Dataset items
------------------------------------------------------------
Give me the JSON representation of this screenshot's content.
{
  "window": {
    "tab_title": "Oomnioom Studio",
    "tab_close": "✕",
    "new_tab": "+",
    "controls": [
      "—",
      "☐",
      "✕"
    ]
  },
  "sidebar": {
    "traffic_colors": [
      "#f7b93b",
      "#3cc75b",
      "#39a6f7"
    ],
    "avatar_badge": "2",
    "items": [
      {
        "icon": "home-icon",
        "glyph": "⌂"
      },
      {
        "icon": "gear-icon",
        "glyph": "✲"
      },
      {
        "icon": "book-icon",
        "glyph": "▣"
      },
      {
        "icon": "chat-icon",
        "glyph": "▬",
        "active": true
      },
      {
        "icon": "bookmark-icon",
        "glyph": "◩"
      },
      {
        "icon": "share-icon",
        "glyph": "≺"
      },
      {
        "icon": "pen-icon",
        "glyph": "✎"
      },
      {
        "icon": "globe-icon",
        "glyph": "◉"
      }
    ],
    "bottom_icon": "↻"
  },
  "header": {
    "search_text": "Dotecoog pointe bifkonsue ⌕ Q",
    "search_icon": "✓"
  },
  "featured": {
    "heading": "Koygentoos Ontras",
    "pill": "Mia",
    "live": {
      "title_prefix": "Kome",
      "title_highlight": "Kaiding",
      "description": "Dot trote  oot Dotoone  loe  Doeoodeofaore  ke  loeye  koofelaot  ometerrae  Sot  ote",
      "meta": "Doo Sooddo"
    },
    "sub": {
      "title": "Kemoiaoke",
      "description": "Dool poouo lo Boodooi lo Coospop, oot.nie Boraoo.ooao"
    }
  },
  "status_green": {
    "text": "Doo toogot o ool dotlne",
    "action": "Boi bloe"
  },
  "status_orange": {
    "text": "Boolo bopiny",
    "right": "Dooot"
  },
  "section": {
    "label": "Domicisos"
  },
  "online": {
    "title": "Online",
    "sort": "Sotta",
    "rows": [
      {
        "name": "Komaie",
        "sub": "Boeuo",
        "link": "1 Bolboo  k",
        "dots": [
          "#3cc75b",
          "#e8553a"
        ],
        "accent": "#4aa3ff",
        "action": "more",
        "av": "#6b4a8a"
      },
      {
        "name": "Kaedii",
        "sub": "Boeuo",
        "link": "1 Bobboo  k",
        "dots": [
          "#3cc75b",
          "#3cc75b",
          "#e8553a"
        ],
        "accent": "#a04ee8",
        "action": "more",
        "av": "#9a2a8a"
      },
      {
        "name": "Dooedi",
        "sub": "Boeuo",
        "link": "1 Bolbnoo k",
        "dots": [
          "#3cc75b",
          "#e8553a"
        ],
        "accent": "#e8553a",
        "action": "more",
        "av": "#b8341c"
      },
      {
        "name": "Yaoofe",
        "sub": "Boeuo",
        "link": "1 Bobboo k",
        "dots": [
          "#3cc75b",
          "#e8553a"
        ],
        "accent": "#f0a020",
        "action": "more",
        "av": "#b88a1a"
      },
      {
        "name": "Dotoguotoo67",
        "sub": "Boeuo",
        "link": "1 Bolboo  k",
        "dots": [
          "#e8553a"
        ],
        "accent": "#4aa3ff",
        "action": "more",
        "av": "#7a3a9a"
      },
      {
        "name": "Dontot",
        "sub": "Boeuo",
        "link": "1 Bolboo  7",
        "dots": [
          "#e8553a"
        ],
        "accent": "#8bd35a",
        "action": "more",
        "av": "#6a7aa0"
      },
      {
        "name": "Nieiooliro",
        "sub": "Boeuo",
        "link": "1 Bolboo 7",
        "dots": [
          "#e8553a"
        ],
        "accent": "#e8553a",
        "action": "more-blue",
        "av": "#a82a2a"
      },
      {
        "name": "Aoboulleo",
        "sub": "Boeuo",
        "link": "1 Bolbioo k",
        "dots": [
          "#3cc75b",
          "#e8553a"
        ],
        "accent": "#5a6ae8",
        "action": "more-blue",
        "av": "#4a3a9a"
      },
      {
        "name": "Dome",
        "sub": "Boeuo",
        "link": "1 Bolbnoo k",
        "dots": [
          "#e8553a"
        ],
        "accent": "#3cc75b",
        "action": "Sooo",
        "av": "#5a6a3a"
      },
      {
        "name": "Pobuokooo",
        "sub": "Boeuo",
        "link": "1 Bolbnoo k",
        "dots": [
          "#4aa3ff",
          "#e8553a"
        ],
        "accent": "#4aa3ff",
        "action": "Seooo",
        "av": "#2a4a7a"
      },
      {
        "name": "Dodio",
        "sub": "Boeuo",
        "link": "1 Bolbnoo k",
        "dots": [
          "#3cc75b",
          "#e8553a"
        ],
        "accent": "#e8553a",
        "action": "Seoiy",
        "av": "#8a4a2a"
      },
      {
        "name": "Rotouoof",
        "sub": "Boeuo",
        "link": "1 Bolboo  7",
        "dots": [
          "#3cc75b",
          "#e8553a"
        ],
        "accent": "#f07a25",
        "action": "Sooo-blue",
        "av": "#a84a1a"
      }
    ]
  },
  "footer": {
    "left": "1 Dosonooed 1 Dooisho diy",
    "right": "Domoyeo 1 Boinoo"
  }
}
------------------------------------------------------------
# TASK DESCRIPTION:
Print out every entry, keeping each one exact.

# WORKED SOLUTION:
Give me the JSON representation of this screenshot's content.
{
  "window": {
    "tab_title": "Oomnioom Studio",
    "tab_close": "✕",
    "new_tab": "+",
    "controls": [
      "—",
      "☐",
      "✕"
    ]
  },
  "sidebar": {
    "traffic_colors": [
      "#f7b93b",
      "#3cc75b",
      "#39a6f7"
    ],
    "avatar_badge": "2",
    "items": [
      {
        "icon": "home-icon",
        "glyph": "⌂"
      },
      {
        "icon": "gear-icon",
        "glyph": "✲"
      },
      {
        "icon": "book-icon",
        "glyph": "▣"
      },
      {
        "icon": "chat-icon",
        "glyph": "▬",
        "active": true
      },
      {
        "icon": "bookmark-icon",
        "glyph": "◩"
      },
      {
        "icon": "share-icon",
        "glyph": "≺"
      },
      {
        "icon": "pen-icon",
        "glyph": "✎"
      },
      {
        "icon": "globe-icon",
        "glyph": "◉"
      }
    ],
    "bottom_icon": "↻"
  },
  "header": {
    "search_text": "Dotecoog pointe bifkonsue ⌕ Q",
    "search_icon": "✓"
  },
  "featured": {
    "heading": "Koygentoos Ontras",
    "pill": "Mia",
    "live": {
      "title_prefix": "Kome",
      "title_highlight": "Kaiding",
      "description": "Dot trote  oot Dotoone  loe  Doeoodeofaore  ke  loeye  koofelaot  ometerrae  Sot  ote",
      "meta": "Doo Sooddo"
    },
    "sub": {
      "title": "Kemoiaoke",
      "description": "Dool poouo lo Boodooi lo Coospop, oot.nie Boraoo.ooao"
    }
  },
  "status_green": {
    "text": "Doo toogot o ool dotlne",
    "action": "Boi bloe"
  },
  "status_orange": {
    "text": "Boolo bopiny",
    "right": "Dooot"
  },
  "section": {
    "label": "Domicisos"
  },
  "online": {
    "title": "Online",
    "sort": "Sotta",
    "rows": [
      {
        "name": "Komaie",
        "sub": "Boeuo",
        "link": "1 Bolboo  k",
        "dots": [
          "#3cc75b",
          "#e8553a"
        ],
        "accent": "#4aa3ff",
        "action": "more",
        "av": "#6b4a8a"
      },
      {
        "name": "Kaedii",
        "sub": "Boeuo",
        "link": "1 Bobboo  k",
        "dots": [
          "#3cc75b",
          "#3cc75b",
          "#e8553a"
        ],
        "accent": "#a04ee8",
        "action": "more",
        "av": "#9a2a8a"
      },
      {
        "name": "Dooedi",
        "sub": "Boeuo",
        "link": "1 Bolbnoo k",
        "dots": [
          "#3cc75b",
          "#e8553a"
        ],
        "accent": "#e8553a",
        "action": "more",
        "av": "#b8341c"
      },
      {
        "name": "Yaoofe",
        "sub": "Boeuo",
        "link": "1 Bobboo k",
        "dots": [
          "#3cc75b",
          "#e8553a"
        ],
        "accent": "#f0a020",
        "action": "more",
        "av": "#b88a1a"
      },
      {
        "name": "Dotoguotoo67",
        "sub": "Boeuo",
        "link": "1 Bolboo  k",
        "dots": [
          "#e8553a"
        ],
        "accent": "#4aa3ff",
        "action": "more",
        "av": "#7a3a9a"
      },
      {
        "name": "Dontot",
        "sub": "Boeuo",
        "link": "1 Bolboo  7",
        "dots": [
          "#e8553a"
        ],
        "accent": "#8bd35a",
        "action": "more",
        "av": "#6a7aa0"
      },
      {
        "name": "Nieiooliro",
        "sub": "Boeuo",
        "link": "1 Bolboo 7",
        "dots": [
          "#e8553a"
        ],
        "accent": "#e8553a",
        "action": "more-blue",
        "av": "#a82a2a"
      },
      {
        "name": "Aoboulleo",
        "sub": "Boeuo",
        "link": "1 Bolbioo k",
        "dots": [
          "#3cc75b",
          "#e8553a"
        ],
        "accent": "#5a6ae8",
        "action": "more-blue",
        "av": "#4a3a9a"
      },
      {
        "name": "Dome",
        "sub": "Boeuo",
        "link": "1 Bolbnoo k",
        "dots": [
          "#e8553a"
        ],
        "accent": "#3cc75b",
        "action": "Sooo",
        "av": "#5a6a3a"
      },
      {
        "name": "Pobuokooo",
        "sub": "Boeuo",
        "link": "1 Bolbnoo k",
        "dots": [
          "#4aa3ff",
          "#e8553a"
        ],
        "accent": "#4aa3ff",
        "action": "Seooo",
        "av": "#2a4a7a"
      },
      {
        "name": "Dodio",
        "sub": "Boeuo",
        "link": "1 Bolbnoo k",
        "dots": [
          "#3cc75b",
          "#e8553a"
        ],
        "accent": "#e8553a",
        "action": "Seoiy",
        "av": "#8a4a2a"
      },
      {
        "name": "Rotouoof",
        "sub": "Boeuo",
        "link": "1 Bolboo  7",
        "dots": [
          "#3cc75b",
          "#e8553a"
        ],
        "accent": "#f07a25",
        "action": "Sooo-blue",
        "av": "#a84a1a"
      }
    ]
  },
  "footer": {
    "left": "1 Dosonooed 1 Dooisho diy",
    "right": "Domoyeo 1 Boinoo"
  }
}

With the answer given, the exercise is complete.